Work to be completed: When you repeat the entries below, please keep them exact and leave out the pictures.

[Data in this exercise — start]

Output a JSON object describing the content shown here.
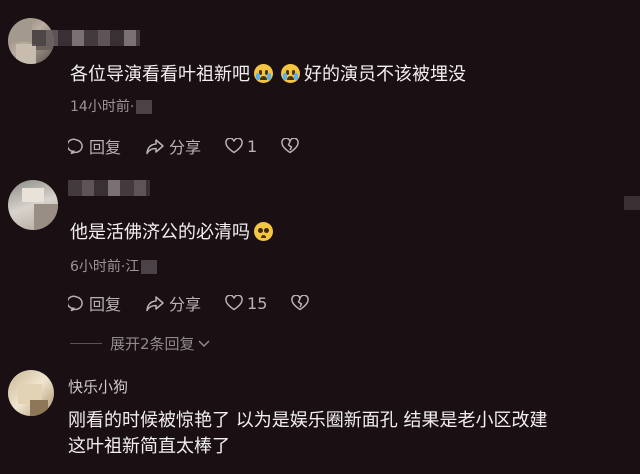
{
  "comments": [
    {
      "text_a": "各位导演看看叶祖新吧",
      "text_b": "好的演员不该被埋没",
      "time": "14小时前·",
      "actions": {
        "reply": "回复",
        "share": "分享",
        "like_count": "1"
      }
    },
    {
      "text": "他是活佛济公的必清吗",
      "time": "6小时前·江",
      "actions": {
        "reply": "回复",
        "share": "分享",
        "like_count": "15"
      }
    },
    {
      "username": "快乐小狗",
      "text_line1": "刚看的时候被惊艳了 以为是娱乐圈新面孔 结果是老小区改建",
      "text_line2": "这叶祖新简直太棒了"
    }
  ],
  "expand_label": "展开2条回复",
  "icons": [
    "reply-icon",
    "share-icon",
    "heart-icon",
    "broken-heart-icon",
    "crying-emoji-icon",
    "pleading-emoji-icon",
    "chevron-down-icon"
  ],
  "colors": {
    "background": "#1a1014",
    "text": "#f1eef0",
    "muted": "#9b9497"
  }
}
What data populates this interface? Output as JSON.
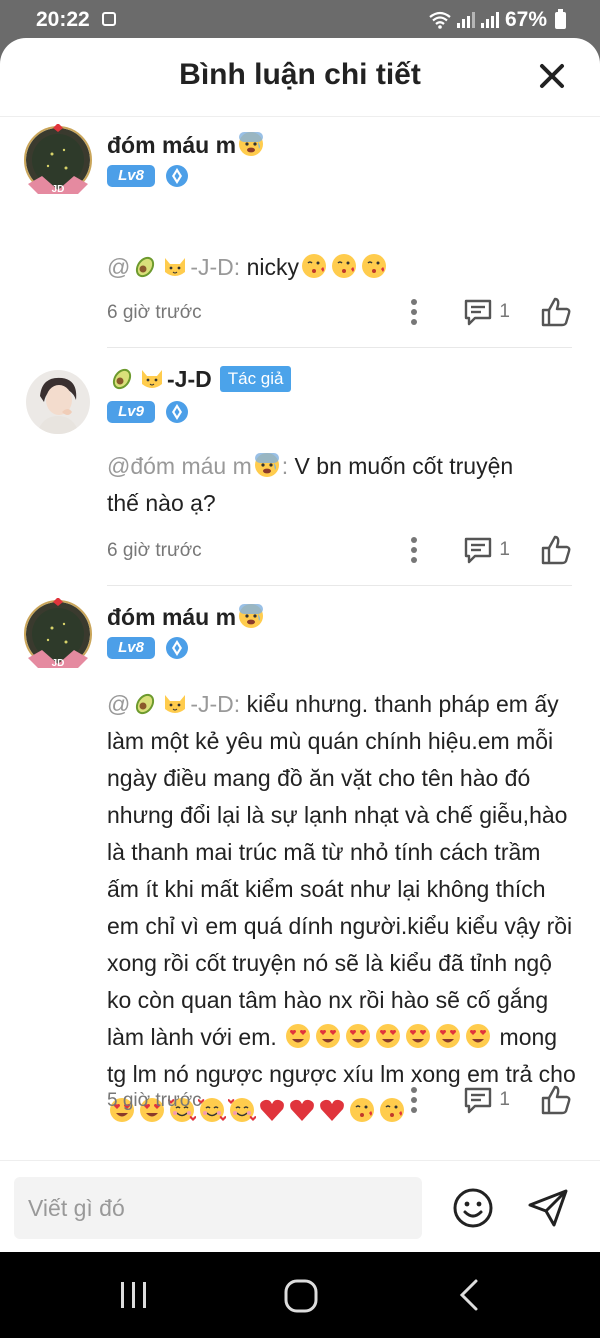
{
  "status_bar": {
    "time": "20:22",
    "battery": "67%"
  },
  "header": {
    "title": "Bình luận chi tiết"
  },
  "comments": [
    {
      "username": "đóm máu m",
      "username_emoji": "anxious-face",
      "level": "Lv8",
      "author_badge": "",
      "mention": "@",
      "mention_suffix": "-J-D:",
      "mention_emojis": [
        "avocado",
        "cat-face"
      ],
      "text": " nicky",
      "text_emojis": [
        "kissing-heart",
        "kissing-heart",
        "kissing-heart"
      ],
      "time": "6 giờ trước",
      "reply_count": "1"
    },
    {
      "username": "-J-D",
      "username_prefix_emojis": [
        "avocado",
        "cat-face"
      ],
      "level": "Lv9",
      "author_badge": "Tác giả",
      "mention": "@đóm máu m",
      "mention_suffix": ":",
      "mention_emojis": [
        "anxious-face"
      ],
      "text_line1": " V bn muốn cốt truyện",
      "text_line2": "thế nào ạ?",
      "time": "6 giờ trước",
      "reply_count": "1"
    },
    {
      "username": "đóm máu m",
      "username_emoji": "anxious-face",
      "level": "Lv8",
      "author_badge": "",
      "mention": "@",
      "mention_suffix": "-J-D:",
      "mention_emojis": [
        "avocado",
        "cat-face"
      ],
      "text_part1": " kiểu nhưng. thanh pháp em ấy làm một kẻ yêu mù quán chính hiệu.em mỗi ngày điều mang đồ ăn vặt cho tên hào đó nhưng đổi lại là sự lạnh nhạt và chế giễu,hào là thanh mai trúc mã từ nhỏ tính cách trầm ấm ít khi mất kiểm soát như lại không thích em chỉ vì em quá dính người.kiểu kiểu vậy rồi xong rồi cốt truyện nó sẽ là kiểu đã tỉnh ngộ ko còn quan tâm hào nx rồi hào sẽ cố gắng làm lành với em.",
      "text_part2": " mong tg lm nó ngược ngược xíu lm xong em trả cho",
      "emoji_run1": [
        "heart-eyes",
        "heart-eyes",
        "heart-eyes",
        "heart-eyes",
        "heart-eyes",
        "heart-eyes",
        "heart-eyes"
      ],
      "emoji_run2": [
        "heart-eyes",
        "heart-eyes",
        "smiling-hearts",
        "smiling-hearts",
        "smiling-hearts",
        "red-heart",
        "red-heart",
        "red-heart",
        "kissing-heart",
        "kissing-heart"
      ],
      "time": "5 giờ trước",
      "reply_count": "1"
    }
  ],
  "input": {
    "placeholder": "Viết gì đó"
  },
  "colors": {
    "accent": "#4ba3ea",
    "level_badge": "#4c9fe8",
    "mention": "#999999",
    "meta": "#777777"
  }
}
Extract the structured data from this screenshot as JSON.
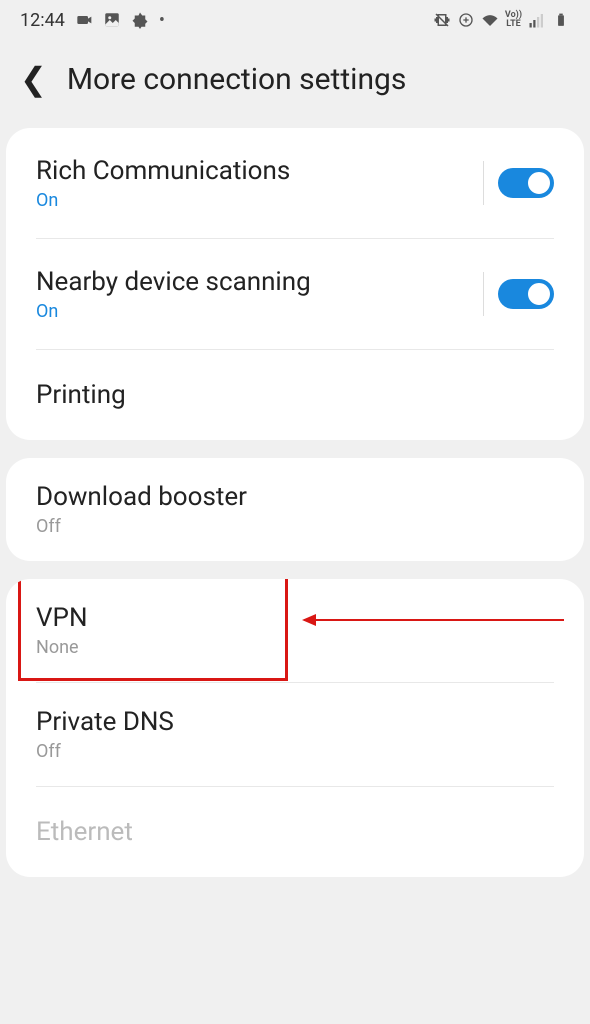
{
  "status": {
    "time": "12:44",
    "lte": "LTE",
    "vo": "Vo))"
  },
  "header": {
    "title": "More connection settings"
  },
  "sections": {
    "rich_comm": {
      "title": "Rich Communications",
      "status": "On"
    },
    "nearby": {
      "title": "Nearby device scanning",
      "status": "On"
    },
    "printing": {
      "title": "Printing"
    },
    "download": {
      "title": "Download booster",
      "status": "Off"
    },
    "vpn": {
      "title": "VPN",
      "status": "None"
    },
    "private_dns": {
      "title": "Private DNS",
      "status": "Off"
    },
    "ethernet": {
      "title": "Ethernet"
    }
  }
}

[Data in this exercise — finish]

Written reply:
Output a JSON object describing the content shown here.
{
  "comments": [
    {
      "text_a": "各位导演看看叶祖新吧",
      "text_b": "好的演员不该被埋没",
      "time": "14小时前·",
      "actions": {
        "reply": "回复",
        "share": "分享",
        "like_count": "1"
      }
    },
    {
      "text": "他是活佛济公的必清吗",
      "time": "6小时前·江",
      "actions": {
        "reply": "回复",
        "share": "分享",
        "like_count": "15"
      }
    },
    {
      "username": "快乐小狗",
      "text_line1": "刚看的时候被惊艳了 以为是娱乐圈新面孔 结果是老小区改建",
      "text_line2": "这叶祖新简直太棒了"
    }
  ],
  "expand_label": "展开2条回复",
  "icons": [
    "reply-icon",
    "share-icon",
    "heart-icon",
    "broken-heart-icon",
    "crying-emoji-icon",
    "pleading-emoji-icon",
    "chevron-down-icon"
  ],
  "colors": {
    "background": "#1a1014",
    "text": "#f1eef0",
    "muted": "#9b9497"
  }
}
What data populates this interface? Output as JSON.
{
  "status_bar": {
    "time": "20:22",
    "battery": "67%"
  },
  "header": {
    "title": "Bình luận chi tiết"
  },
  "comments": [
    {
      "username": "đóm máu m",
      "username_emoji": "anxious-face",
      "level": "Lv8",
      "author_badge": "",
      "mention": "@",
      "mention_suffix": "-J-D:",
      "mention_emojis": [
        "avocado",
        "cat-face"
      ],
      "text": " nicky",
      "text_emojis": [
        "kissing-heart",
        "kissing-heart",
        "kissing-heart"
      ],
      "time": "6 giờ trước",
      "reply_count": "1"
    },
    {
      "username": "-J-D",
      "username_prefix_emojis": [
        "avocado",
        "cat-face"
      ],
      "level": "Lv9",
      "author_badge": "Tác giả",
      "mention": "@đóm máu m",
      "mention_suffix": ":",
      "mention_emojis": [
        "anxious-face"
      ],
      "text_line1": " V bn muốn cốt truyện",
      "text_line2": "thế nào ạ?",
      "time": "6 giờ trước",
      "reply_count": "1"
    },
    {
      "username": "đóm máu m",
      "username_emoji": "anxious-face",
      "level": "Lv8",
      "author_badge": "",
      "mention": "@",
      "mention_suffix": "-J-D:",
      "mention_emojis": [
        "avocado",
        "cat-face"
      ],
      "text_part1": " kiểu nhưng. thanh pháp em ấy làm một kẻ yêu mù quán chính hiệu.em mỗi ngày điều mang đồ ăn vặt cho tên hào đó nhưng đổi lại là sự lạnh nhạt và chế giễu,hào là thanh mai trúc mã từ nhỏ tính cách trầm ấm ít khi mất kiểm soát như lại không thích em chỉ vì em quá dính người.kiểu kiểu vậy rồi xong rồi cốt truyện nó sẽ là kiểu đã tỉnh ngộ ko còn quan tâm hào nx rồi hào sẽ cố gắng làm lành với em.",
      "text_part2": " mong tg lm nó ngược ngược xíu lm xong em trả cho",
      "emoji_run1": [
        "heart-eyes",
        "heart-eyes",
        "heart-eyes",
        "heart-eyes",
        "heart-eyes",
        "heart-eyes",
        "heart-eyes"
      ],
      "emoji_run2": [
        "heart-eyes",
        "heart-eyes",
        "smiling-hearts",
        "smiling-hearts",
        "smiling-hearts",
        "red-heart",
        "red-heart",
        "red-heart",
        "kissing-heart",
        "kissing-heart"
      ],
      "time": "5 giờ trước",
      "reply_count": "1"
    }
  ],
  "input": {
    "placeholder": "Viết gì đó"
  },
  "colors": {
    "accent": "#4ba3ea",
    "level_badge": "#4c9fe8",
    "mention": "#999999",
    "meta": "#777777"
  }
}
Extract the structured data from this screenshot as JSON.
{
  "status": {
    "time": "12:44",
    "lte": "LTE",
    "vo": "Vo))"
  },
  "header": {
    "title": "More connection settings"
  },
  "sections": {
    "rich_comm": {
      "title": "Rich Communications",
      "status": "On"
    },
    "nearby": {
      "title": "Nearby device scanning",
      "status": "On"
    },
    "printing": {
      "title": "Printing"
    },
    "download": {
      "title": "Download booster",
      "status": "Off"
    },
    "vpn": {
      "title": "VPN",
      "status": "None"
    },
    "private_dns": {
      "title": "Private DNS",
      "status": "Off"
    },
    "ethernet": {
      "title": "Ethernet"
    }
  }
}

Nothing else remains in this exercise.